- As well as the practice of wearing weaves and extensions, which involves sewing face or real hair onto "tracks" created by tightly braiding whatever original hair the woman has. The process is expensive, time-consuming, and painful for most women. And to maintain their "perfect" look, most women promptly abstain from previous activities that they enjoyed—exercise, swimming, etc.
- Of course, white women have had their own miseries of stinging, smelling goos, prickly bobby pins, and ugly, bulky curlers in order to curl their hair. Seems nobody's happy with what they have.
- Corsets used to be used in Europe in a similar way to the foot binding in China. Preteen girls would wear them at a given tightness at all hours of the day, even when sleeping, in order to compress their waists into a desired shape and measurement. Bear in mind, however, that the modern impression of corsets is based more on BDSM fashion than truth; corsets were tight, but not "break your ribs" tight.
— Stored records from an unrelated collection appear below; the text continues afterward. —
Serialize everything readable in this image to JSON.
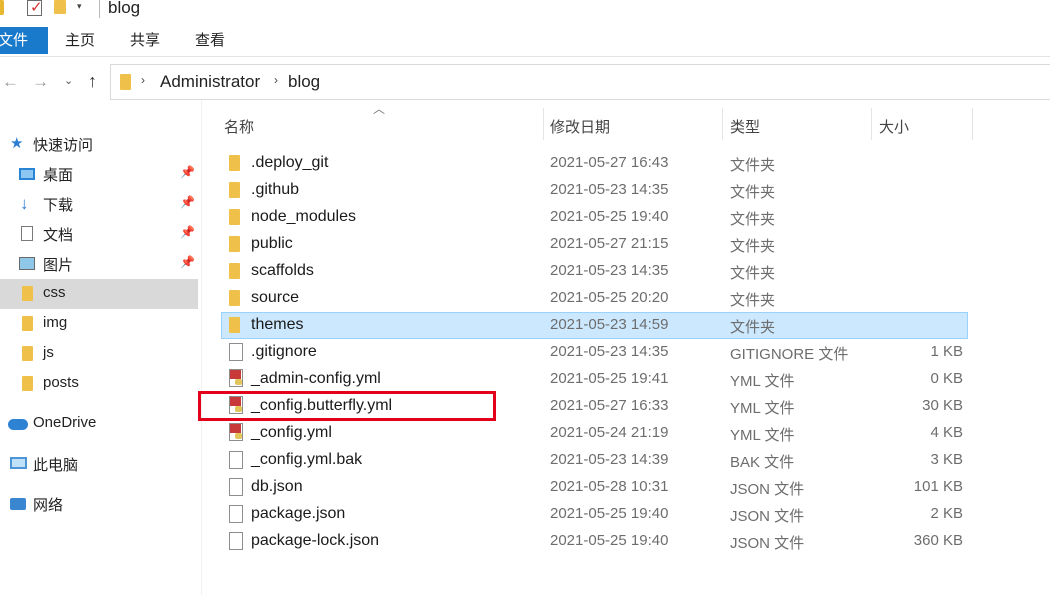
{
  "window": {
    "title": "blog"
  },
  "ribbon": {
    "tabs": [
      {
        "label": "文件"
      },
      {
        "label": "主页"
      },
      {
        "label": "共享"
      },
      {
        "label": "查看"
      }
    ]
  },
  "address": {
    "breadcrumb": [
      "Administrator",
      "blog"
    ]
  },
  "nav": {
    "items": [
      {
        "label": "快速访问",
        "icon": "star-icon"
      },
      {
        "label": "桌面",
        "icon": "desktop-icon",
        "pinned": true
      },
      {
        "label": "下载",
        "icon": "download-icon",
        "pinned": true
      },
      {
        "label": "文档",
        "icon": "document-icon",
        "pinned": true
      },
      {
        "label": "图片",
        "icon": "picture-icon",
        "pinned": true
      },
      {
        "label": "css",
        "icon": "folder-icon",
        "selected": true
      },
      {
        "label": "img",
        "icon": "folder-icon"
      },
      {
        "label": "js",
        "icon": "folder-icon"
      },
      {
        "label": "posts",
        "icon": "folder-icon"
      },
      {
        "label": "OneDrive",
        "icon": "cloud-icon"
      },
      {
        "label": "此电脑",
        "icon": "computer-icon"
      },
      {
        "label": "网络",
        "icon": "network-icon"
      }
    ]
  },
  "columns": {
    "name": "名称",
    "date": "修改日期",
    "type": "类型",
    "size": "大小"
  },
  "files": [
    {
      "name": ".deploy_git",
      "date": "2021-05-27 16:43",
      "type": "文件夹",
      "size": "",
      "icon": "folder-icon"
    },
    {
      "name": ".github",
      "date": "2021-05-23 14:35",
      "type": "文件夹",
      "size": "",
      "icon": "folder-icon"
    },
    {
      "name": "node_modules",
      "date": "2021-05-25 19:40",
      "type": "文件夹",
      "size": "",
      "icon": "folder-icon"
    },
    {
      "name": "public",
      "date": "2021-05-27 21:15",
      "type": "文件夹",
      "size": "",
      "icon": "folder-icon"
    },
    {
      "name": "scaffolds",
      "date": "2021-05-23 14:35",
      "type": "文件夹",
      "size": "",
      "icon": "folder-icon"
    },
    {
      "name": "source",
      "date": "2021-05-25 20:20",
      "type": "文件夹",
      "size": "",
      "icon": "folder-icon"
    },
    {
      "name": "themes",
      "date": "2021-05-23 14:59",
      "type": "文件夹",
      "size": "",
      "icon": "folder-icon",
      "selected": true
    },
    {
      "name": ".gitignore",
      "date": "2021-05-23 14:35",
      "type": "GITIGNORE 文件",
      "size": "1 KB",
      "icon": "file-icon"
    },
    {
      "name": "_admin-config.yml",
      "date": "2021-05-25 19:41",
      "type": "YML 文件",
      "size": "0 KB",
      "icon": "yml-file-icon"
    },
    {
      "name": "_config.butterfly.yml",
      "date": "2021-05-27 16:33",
      "type": "YML 文件",
      "size": "30 KB",
      "icon": "yml-file-icon",
      "highlighted": true
    },
    {
      "name": "_config.yml",
      "date": "2021-05-24 21:19",
      "type": "YML 文件",
      "size": "4 KB",
      "icon": "yml-file-icon"
    },
    {
      "name": "_config.yml.bak",
      "date": "2021-05-23 14:39",
      "type": "BAK 文件",
      "size": "3 KB",
      "icon": "file-icon"
    },
    {
      "name": "db.json",
      "date": "2021-05-28 10:31",
      "type": "JSON 文件",
      "size": "101 KB",
      "icon": "file-icon"
    },
    {
      "name": "package.json",
      "date": "2021-05-25 19:40",
      "type": "JSON 文件",
      "size": "2 KB",
      "icon": "file-icon"
    },
    {
      "name": "package-lock.json",
      "date": "2021-05-25 19:40",
      "type": "JSON 文件",
      "size": "360 KB",
      "icon": "file-icon"
    }
  ],
  "colors": {
    "accent": "#1979ca",
    "selection": "#cce8ff",
    "highlight_box": "#e3001b"
  }
}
- Just to show that painful fashion isn't Always Female, Victorian men would wear starched shirt collars that were intended to be as high and as stiff as possible. This restricted blood flow to the head, and if a man happened to fall asleep (or pass out) with it on, they could strangle or even stab them in the throat.
- In German, they are called "Vatermörder" that literally means "Father killer".
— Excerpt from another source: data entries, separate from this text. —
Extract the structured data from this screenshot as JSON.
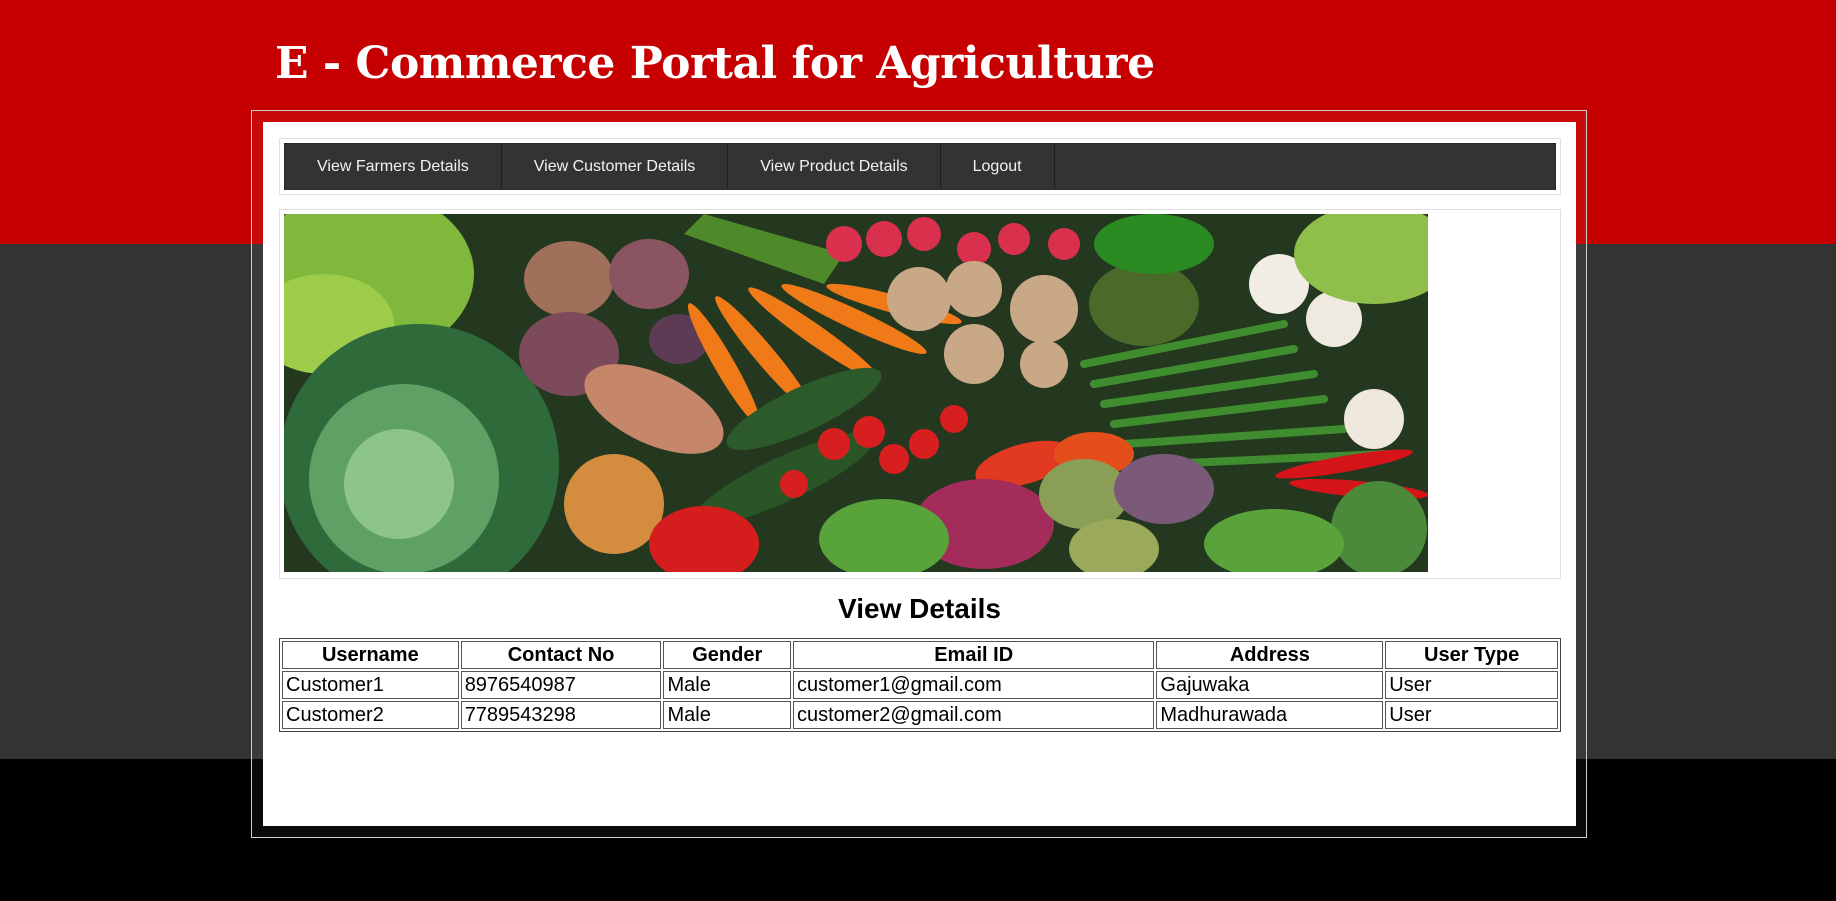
{
  "header": {
    "title": "E - Commerce Portal for Agriculture"
  },
  "nav": {
    "items": [
      {
        "label": "View Farmers Details"
      },
      {
        "label": "View Customer Details"
      },
      {
        "label": "View Product Details"
      },
      {
        "label": "Logout"
      }
    ]
  },
  "main": {
    "heading": "View Details",
    "table": {
      "headers": [
        "Username",
        "Contact No",
        "Gender",
        "Email ID",
        "Address",
        "User Type"
      ],
      "rows": [
        [
          "Customer1",
          "8976540987",
          "Male",
          "customer1@gmail.com",
          "Gajuwaka",
          "User"
        ],
        [
          "Customer2",
          "7789543298",
          "Male",
          "customer2@gmail.com",
          "Madhurawada",
          "User"
        ]
      ]
    }
  },
  "colors": {
    "header_red": "#c60000",
    "nav_bg": "#333333",
    "page_gray": "#333333",
    "page_black": "#000000"
  }
}
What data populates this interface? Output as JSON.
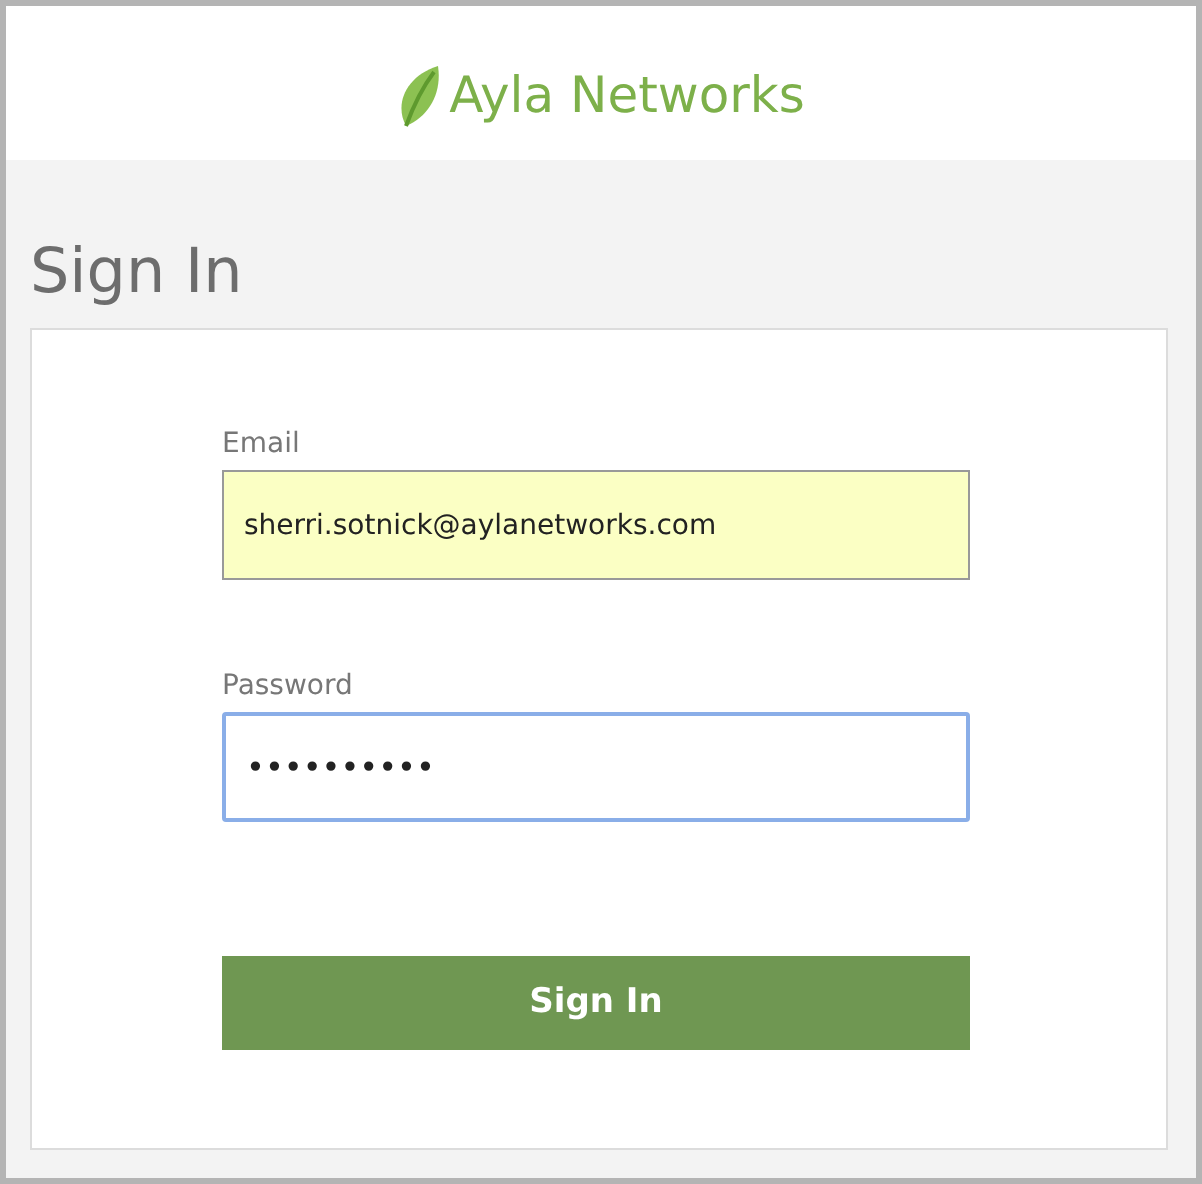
{
  "brand": {
    "name": "Ayla Networks"
  },
  "page_title": "Sign In",
  "fields": [
    {
      "label": "Email",
      "value": "sherri.sotnick@aylanetworks.com",
      "autofilled": true,
      "focused": false
    },
    {
      "label": "Password",
      "value": "••••••••••",
      "autofilled": false,
      "focused": true
    }
  ],
  "submit_button": "Sign In"
}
- Such harmful fashions are not only excluded to the human race. In the 1800s, stylish carriage horses were often forced to wear "bearing reins" to keep their heads up, often to an extreme degree that maimed the poor animals. The practice was partially abolished in part to protests raised by Anne Sewell's famous novel, Black Beauty, which also delivers some scathing criticism on practices like "docking" the tails of horses and the tails and ears of dogs (that is, cutting bits of them off) to make them look more stylish.
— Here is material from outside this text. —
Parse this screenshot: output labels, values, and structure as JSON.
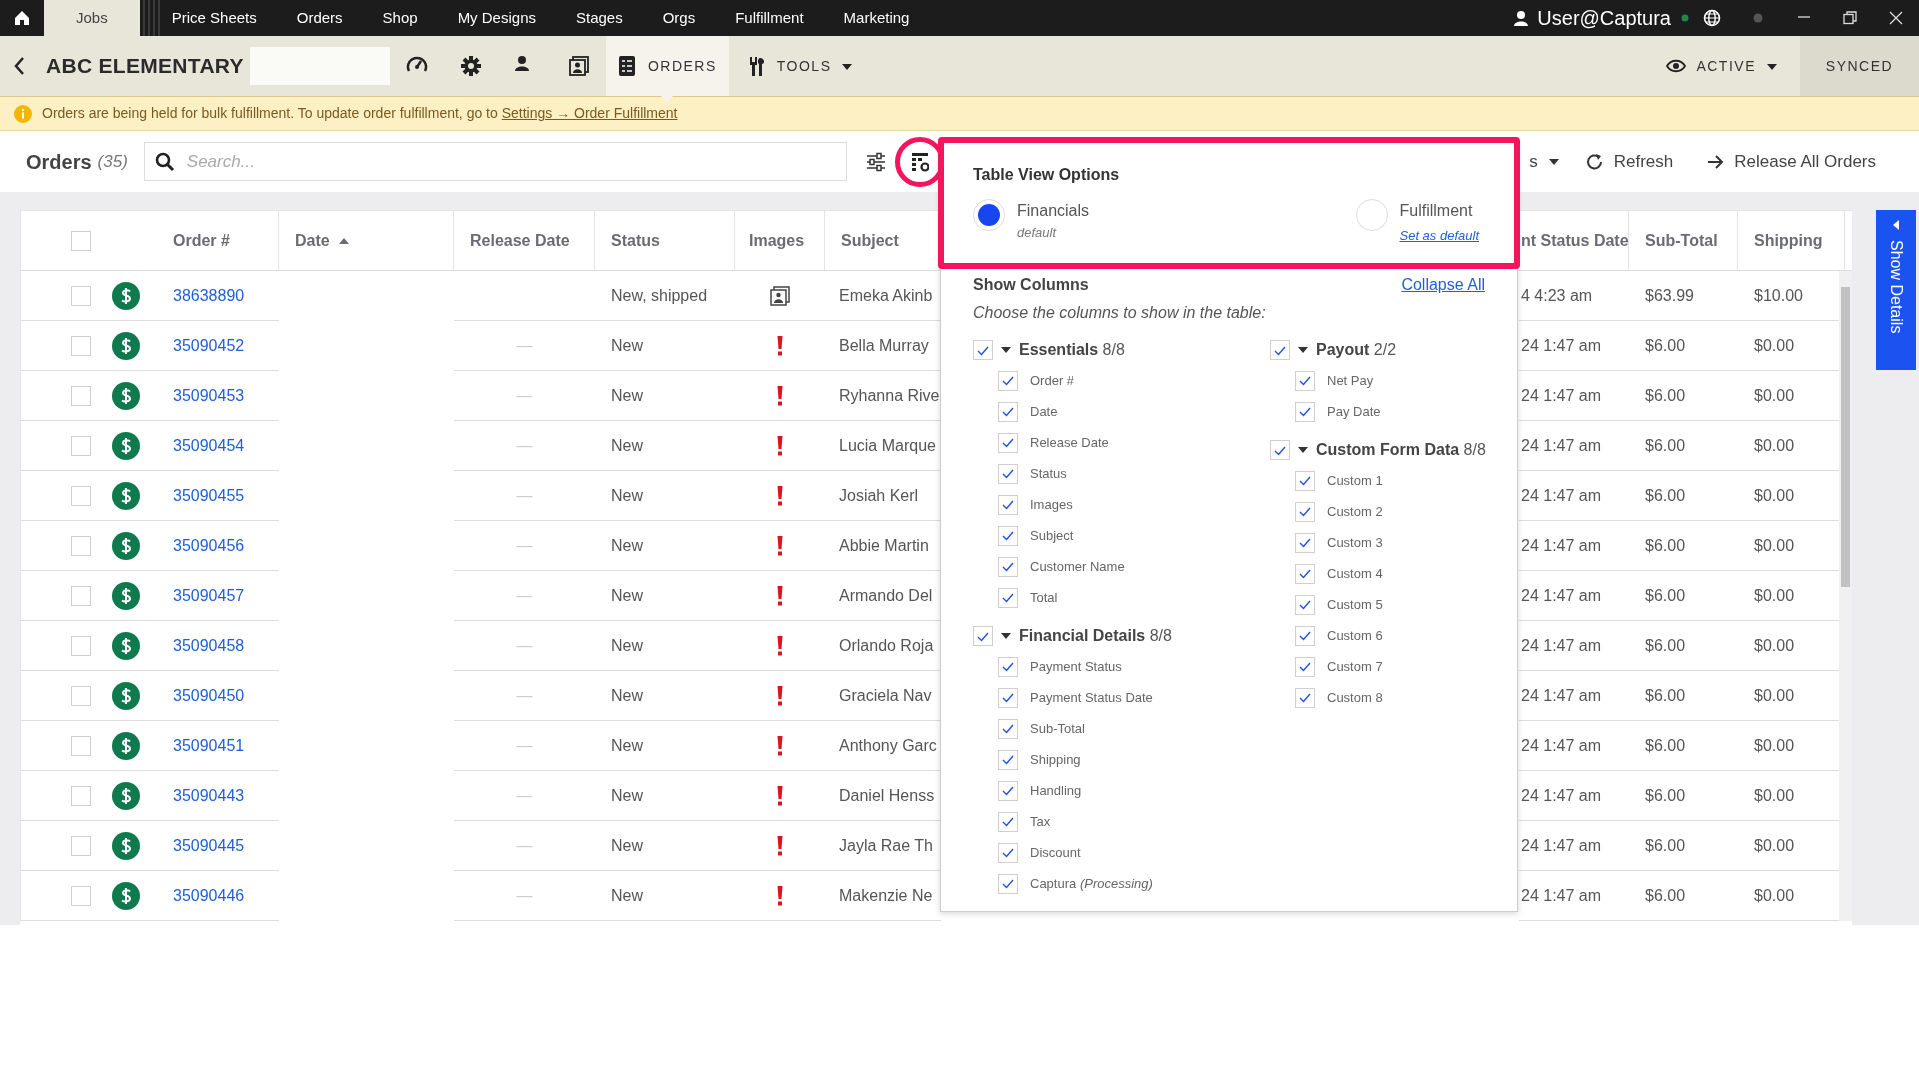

- The same goes for many pure bred cats and dogs, who often must endure crippling genetic diseases, and abnormalities for the sake of adhering to (rather capricious) standardized breeding shapes
- Oh heck, ask anyone. In the Real Life Headscratchers, a rather common musing was "Why are the formal-clothes so darn uncomfortable?"
- Suntans: Not immediately painful unless you do it too long and get burned, but even doing it right increases your risk of deadly skin cancer later in life.
- Neckties are uncomfortable, choke you, and leave you extremely vulnerable to attack, but they're still practically required wear for even semi-formal occasions if you're a man. This is all somewhat averted with clip-on ties, which are sometimes required for people who are really vulnerable for attack such as police officers.
- Roman men absolutely hated togas, which were extremely heavy pieces of cloth that not only weighed you down and wore you out, but you practically baked alive wearing one in a hot Italian summer. They were so heavy and draped down so far that doing anything physical in them was nearly impossible (hence the toga's longstanding association with peace - you literally couldn't fight wearing one). Togas were so disliked that the Senate actually had to legislate wearing them on the Senate floor, because so many senators and patricians had simply wore their tunics because of how inconvenient togas were.